Classic Pork Bun - Hard to beat. Perfectly marinated and soft pork, peanut & cilantro garnish. There is a reason Bao has risen as high as it has - and that reason is very hard work & this pork bun. It's a must try!

Pork Belly Confit Bun - Most subtle & gentle of the buns, very little spice but very high quality pork with a great fat-to-meat ratio. The shallots are gentle and add a bit of textural change to what would otherwise be a real soft & gushy fest. There is a sauce, but I don't recall what it was meant to be, sorry!

Deep Fried Bao with Horlicks Ice Cream - I loved this! The deep fried bao was like a doughnut, softer on the inside and definitely leaning more yeast than cakey, and filling it with ice cream is a no brainer. I really appreciated that the bao itself was only subtly sweet, and the Horlicks ice cream was also strong in it's maltiness.
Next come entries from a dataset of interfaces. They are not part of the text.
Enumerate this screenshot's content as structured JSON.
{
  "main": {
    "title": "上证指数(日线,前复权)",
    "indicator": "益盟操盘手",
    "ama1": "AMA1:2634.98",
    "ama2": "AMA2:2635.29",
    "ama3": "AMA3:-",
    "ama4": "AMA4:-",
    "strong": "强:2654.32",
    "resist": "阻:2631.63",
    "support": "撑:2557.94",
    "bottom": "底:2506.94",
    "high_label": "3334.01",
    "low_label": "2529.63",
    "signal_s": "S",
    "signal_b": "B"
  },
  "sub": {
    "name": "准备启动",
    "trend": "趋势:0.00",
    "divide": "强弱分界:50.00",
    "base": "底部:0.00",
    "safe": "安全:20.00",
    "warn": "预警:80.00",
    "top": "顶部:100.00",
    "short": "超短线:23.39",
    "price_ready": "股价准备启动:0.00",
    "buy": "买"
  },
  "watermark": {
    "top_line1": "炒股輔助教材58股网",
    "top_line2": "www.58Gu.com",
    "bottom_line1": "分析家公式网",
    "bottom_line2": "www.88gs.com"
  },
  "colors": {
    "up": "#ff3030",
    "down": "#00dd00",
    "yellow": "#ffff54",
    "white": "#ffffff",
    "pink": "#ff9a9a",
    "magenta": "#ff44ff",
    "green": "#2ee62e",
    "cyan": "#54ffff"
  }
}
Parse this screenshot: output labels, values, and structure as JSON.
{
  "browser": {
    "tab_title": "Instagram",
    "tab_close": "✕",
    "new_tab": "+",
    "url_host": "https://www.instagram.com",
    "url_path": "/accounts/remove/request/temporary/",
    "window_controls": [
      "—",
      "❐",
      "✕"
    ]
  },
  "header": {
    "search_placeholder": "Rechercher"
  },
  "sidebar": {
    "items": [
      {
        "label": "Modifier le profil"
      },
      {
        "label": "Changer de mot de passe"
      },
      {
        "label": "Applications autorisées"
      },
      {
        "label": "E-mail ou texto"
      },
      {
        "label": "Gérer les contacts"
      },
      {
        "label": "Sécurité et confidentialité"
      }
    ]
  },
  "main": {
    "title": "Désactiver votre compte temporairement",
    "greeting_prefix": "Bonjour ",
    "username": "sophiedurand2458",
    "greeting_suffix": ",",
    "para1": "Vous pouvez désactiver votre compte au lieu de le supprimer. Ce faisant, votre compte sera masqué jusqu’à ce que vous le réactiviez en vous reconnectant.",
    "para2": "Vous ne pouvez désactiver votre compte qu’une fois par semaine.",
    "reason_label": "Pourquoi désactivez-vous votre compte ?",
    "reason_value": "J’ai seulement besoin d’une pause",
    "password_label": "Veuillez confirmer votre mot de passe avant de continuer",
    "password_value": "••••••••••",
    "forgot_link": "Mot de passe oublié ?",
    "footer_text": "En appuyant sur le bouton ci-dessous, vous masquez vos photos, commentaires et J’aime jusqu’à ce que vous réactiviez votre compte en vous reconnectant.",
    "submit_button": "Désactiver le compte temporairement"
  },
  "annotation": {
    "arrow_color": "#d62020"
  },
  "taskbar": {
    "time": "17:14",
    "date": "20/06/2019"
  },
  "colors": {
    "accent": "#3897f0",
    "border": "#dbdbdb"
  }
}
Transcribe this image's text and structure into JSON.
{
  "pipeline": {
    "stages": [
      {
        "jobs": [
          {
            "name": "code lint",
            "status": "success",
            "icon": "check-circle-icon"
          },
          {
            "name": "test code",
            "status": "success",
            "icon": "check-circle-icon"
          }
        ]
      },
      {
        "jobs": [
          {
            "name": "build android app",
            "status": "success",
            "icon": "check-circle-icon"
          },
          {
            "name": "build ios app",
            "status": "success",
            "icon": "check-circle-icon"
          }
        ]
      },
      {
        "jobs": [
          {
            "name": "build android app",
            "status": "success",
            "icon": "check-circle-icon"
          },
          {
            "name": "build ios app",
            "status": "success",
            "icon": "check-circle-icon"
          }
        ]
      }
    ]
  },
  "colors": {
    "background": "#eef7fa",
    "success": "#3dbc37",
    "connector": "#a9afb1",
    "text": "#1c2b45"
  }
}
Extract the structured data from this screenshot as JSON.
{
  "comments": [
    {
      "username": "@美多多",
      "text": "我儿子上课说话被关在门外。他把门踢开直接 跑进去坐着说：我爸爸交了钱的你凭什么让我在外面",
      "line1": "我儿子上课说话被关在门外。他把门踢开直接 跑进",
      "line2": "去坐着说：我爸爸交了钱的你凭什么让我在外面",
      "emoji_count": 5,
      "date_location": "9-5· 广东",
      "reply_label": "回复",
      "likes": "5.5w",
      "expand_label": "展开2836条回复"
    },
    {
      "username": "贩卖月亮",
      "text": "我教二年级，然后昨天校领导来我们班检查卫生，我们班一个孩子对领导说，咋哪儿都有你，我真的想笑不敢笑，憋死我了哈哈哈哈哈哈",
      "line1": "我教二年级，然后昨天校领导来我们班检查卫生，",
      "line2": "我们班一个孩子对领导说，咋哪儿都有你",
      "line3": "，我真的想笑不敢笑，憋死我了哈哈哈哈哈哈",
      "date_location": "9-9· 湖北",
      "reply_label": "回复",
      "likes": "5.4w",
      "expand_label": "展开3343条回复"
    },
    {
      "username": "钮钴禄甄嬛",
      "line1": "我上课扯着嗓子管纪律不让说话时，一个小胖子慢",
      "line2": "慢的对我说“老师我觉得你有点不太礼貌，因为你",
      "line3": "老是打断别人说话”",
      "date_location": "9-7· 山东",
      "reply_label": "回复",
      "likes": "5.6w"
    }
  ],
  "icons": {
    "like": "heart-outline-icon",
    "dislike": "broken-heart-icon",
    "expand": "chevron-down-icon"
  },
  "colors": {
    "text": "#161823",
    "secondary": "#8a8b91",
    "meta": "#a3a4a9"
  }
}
It wasn't just a sugar rush, you could really appreciate the flavor of the dough, the sweet ice cream base, and the malt. The only thing I'll say it was a fair struggle to eat with just a spoon, as the bao is a bit tough for cutting using just that. I recommend asking for a small fork or knife as well.

The one thing I felt was missing at Bao was Taiwanese beer as a drink selection. When we went, they were serving Japanese beer (I believe Asahi?) which I do enjoy, but I think it is always more fun to match national beers to their national foods. Certainly not a deal breaker, but I am looking forward to them expanding the beer selection a bit.